Glass-bottom, snorkel, diving and island boat tours, and rentals for canoes and other paddle-craft, are temporarily unavailable. The park is working to resolve the issue as soon as possible and regrets the inconvenience. Limited snack items are available.
Elliott Key Harbor and Campground Closed Until Further Notice
Contractors began work to repair damaged boardwalks and marina at Elliott Key and the visitor center grounds. The marina and campground at Elliott Key are closed until the repairs are complete. University Dock on Elliott Key remains open for day use only. More »
Species Focus: Loggerhead Sea Turtles
U.S. Fish and Wildlife Service
Why does Biscayne National Park focus on the loggerhead?
Loggerhead sea turtles (Caretta caretta) are the most common sea turtles observed swimming in the park's waters and nesting on the park's beaches, and almost all nests observed in the park are from loggerheads. In the U.S. loggerheads are currently classified under the Endangered Species Act as "threatened" (bad!), but their status could even be elevated to "endangered" (worse!).
There are several reasons why loggerhead populations have declined in recent years. Primary threats include habitat loss (as increasing human populations encroach upon critical nesting habitat), nest predation by natural predators such as the raccoon, mortality from boat collisions and entanglement in fishing and boating gear, and failure of hatchlings to make it to sea due to light interference (lights along the coast confuse the hatchlings, which normally rely on the reflection of the moon on the water to guide them to the sea).
Click here to return to the Sea Turtle Main Page, or click on one of the links below to learn more about sea turtles:
Did You Know?

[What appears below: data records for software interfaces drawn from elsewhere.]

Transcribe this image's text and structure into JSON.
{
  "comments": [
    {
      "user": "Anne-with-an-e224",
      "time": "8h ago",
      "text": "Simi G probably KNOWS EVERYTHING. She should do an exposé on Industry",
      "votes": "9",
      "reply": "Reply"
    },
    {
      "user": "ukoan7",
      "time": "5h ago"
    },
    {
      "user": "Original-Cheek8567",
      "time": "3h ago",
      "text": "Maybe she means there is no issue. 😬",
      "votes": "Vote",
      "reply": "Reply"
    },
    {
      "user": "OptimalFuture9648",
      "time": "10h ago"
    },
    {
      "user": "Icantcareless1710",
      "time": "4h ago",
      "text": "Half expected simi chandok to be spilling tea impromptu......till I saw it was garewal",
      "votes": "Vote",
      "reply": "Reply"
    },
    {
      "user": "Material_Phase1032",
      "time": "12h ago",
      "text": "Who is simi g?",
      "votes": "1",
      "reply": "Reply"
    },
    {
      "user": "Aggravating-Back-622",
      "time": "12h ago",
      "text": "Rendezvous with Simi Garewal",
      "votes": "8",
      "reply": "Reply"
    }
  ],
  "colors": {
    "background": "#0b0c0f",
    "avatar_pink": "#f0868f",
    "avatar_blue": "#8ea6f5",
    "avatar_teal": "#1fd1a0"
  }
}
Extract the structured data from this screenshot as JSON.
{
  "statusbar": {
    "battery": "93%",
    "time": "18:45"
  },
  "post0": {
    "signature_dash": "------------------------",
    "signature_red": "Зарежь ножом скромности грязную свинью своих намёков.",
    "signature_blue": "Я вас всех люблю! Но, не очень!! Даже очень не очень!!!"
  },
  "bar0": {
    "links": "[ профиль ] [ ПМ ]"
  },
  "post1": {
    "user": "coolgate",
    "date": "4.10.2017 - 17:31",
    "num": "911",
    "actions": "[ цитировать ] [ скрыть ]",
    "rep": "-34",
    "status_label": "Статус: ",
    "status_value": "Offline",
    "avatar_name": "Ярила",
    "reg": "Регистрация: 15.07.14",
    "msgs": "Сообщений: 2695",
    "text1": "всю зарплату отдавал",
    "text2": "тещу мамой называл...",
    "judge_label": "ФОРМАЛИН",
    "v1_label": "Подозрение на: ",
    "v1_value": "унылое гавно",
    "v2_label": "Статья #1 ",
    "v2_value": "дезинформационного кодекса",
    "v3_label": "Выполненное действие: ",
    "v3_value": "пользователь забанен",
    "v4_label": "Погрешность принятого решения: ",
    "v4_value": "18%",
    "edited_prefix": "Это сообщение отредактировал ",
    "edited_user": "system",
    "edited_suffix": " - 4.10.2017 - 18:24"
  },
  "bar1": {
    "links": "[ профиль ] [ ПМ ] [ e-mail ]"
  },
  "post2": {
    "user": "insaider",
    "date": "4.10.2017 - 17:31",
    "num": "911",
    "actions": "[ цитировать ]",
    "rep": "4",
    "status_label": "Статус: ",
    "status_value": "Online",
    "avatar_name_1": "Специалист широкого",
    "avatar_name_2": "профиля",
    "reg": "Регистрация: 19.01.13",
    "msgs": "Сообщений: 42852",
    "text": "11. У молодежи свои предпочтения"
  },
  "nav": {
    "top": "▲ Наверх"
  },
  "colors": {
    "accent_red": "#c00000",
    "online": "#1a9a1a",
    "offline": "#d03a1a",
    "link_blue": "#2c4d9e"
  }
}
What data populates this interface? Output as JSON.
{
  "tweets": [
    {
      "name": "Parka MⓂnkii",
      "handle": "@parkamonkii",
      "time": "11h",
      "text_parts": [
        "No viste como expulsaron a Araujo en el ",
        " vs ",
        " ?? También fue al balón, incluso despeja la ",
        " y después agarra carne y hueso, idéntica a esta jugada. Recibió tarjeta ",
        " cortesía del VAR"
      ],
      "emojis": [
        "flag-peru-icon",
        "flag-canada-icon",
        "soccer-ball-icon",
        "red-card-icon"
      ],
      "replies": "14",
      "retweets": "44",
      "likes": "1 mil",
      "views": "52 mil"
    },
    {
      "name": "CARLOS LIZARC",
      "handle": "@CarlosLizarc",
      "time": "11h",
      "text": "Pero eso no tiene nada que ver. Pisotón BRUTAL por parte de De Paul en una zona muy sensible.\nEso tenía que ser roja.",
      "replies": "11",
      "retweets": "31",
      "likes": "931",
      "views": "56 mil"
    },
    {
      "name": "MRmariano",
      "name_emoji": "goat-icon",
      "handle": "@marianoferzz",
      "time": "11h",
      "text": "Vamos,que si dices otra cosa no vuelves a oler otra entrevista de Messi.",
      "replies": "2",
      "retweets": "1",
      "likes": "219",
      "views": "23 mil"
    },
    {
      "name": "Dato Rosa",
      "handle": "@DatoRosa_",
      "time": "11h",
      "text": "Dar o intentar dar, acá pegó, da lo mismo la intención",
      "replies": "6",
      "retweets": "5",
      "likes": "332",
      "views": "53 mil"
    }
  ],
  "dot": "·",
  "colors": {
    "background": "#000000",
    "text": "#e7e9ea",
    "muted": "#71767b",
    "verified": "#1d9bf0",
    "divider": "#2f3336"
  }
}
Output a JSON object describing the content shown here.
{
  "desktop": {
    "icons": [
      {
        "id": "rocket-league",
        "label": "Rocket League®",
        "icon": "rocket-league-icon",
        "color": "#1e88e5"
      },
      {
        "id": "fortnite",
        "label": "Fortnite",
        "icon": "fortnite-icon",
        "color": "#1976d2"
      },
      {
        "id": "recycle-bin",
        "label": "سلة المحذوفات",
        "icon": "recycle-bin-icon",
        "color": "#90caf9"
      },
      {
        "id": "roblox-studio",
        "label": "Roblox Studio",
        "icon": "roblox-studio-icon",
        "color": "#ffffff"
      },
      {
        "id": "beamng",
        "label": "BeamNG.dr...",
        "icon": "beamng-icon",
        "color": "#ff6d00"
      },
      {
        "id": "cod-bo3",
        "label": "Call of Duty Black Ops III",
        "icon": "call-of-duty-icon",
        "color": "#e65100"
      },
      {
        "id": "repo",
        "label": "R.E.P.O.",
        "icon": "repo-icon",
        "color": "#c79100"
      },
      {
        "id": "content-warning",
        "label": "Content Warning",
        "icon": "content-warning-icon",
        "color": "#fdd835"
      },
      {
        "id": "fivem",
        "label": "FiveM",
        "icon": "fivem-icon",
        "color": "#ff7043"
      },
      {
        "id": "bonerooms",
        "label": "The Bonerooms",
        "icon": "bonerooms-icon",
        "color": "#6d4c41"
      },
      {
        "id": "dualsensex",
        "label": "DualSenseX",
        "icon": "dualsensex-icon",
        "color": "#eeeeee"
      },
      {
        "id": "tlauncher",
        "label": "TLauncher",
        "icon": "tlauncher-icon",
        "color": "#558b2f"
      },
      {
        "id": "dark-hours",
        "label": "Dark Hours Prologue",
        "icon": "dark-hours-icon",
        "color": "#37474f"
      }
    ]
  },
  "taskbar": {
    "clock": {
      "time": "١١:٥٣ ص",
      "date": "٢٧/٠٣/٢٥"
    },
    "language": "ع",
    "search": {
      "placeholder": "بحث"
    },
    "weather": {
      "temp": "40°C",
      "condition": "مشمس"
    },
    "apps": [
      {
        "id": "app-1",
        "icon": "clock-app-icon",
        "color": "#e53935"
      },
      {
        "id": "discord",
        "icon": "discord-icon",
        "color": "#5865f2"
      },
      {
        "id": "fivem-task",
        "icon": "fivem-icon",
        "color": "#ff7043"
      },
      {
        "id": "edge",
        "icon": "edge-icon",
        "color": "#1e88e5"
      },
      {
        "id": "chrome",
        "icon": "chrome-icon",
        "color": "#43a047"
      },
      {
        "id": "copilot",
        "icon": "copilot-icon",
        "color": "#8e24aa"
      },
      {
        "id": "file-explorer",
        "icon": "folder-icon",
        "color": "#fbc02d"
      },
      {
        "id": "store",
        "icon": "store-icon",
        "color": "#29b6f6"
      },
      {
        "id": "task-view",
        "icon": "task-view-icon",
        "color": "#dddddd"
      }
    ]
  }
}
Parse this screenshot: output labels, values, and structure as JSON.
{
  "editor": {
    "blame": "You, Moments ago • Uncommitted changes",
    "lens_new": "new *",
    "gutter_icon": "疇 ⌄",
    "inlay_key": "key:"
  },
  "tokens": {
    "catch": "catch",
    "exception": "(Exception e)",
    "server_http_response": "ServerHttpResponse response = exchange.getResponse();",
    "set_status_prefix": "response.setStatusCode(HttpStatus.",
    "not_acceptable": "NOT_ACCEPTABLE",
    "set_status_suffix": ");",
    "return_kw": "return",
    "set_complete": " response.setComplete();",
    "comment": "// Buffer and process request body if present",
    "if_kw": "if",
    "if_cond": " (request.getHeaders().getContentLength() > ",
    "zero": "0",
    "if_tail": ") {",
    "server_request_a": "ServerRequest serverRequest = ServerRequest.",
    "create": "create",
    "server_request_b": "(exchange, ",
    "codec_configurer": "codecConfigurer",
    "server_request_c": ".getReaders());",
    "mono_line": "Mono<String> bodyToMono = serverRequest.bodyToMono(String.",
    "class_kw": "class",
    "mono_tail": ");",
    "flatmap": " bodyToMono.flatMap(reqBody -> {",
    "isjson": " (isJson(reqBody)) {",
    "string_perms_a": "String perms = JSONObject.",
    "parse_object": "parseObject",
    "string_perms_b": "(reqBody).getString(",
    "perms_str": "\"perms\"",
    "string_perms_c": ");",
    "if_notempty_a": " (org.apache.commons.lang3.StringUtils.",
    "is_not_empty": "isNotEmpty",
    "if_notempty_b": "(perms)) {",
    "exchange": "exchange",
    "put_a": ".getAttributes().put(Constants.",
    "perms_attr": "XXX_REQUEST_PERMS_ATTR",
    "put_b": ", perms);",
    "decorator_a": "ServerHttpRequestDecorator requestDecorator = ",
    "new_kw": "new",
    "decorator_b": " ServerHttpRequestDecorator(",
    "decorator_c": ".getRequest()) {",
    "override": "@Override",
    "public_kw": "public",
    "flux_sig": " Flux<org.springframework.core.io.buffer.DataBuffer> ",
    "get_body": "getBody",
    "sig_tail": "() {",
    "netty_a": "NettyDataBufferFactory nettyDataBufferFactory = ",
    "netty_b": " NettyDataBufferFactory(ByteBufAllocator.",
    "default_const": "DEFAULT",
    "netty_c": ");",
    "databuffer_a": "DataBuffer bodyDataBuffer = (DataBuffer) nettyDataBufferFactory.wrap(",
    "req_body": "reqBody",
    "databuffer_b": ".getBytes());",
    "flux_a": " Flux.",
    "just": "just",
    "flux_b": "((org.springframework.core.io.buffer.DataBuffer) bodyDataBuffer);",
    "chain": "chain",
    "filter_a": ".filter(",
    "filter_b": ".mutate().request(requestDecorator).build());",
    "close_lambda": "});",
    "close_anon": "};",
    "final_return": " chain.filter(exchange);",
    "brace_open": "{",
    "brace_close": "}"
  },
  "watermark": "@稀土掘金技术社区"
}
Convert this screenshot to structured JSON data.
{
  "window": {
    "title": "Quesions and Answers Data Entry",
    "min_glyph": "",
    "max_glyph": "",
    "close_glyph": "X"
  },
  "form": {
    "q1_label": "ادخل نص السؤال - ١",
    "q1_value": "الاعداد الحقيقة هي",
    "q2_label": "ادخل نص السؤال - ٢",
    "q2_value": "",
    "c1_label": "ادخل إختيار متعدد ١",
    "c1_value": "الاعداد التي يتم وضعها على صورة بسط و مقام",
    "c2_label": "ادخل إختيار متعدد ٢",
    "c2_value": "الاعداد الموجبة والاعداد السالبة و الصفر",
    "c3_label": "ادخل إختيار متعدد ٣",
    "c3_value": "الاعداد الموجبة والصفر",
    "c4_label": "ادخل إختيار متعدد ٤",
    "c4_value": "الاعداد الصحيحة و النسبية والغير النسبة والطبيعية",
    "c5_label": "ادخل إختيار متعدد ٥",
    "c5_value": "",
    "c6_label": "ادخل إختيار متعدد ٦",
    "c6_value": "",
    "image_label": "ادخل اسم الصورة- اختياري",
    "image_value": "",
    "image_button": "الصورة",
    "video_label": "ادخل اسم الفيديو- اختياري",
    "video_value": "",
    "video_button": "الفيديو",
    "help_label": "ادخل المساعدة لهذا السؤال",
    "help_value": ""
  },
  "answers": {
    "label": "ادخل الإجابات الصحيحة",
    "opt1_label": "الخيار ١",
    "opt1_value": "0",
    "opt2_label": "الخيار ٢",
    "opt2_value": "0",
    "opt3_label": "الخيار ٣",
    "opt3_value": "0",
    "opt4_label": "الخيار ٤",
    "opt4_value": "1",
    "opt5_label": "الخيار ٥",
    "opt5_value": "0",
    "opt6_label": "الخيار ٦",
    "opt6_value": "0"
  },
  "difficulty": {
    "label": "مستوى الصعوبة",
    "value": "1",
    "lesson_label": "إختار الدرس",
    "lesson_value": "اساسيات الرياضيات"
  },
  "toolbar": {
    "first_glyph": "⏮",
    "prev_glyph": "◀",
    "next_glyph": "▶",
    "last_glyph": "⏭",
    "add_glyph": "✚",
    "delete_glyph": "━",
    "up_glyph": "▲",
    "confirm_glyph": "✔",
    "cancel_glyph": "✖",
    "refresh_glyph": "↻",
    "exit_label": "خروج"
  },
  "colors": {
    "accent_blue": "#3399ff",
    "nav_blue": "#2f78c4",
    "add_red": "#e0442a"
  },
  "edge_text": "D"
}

Israel Lafayette Jones purchased land on Porgy Key, at the southern end of Biscayne National Park, in 1898. He, his wife Mozelle and their sons Arthur and Lancelot carved out a life for themselves by farming pineapples and key limes, eventually owning most of the land surrounding Jones Lagoon. More...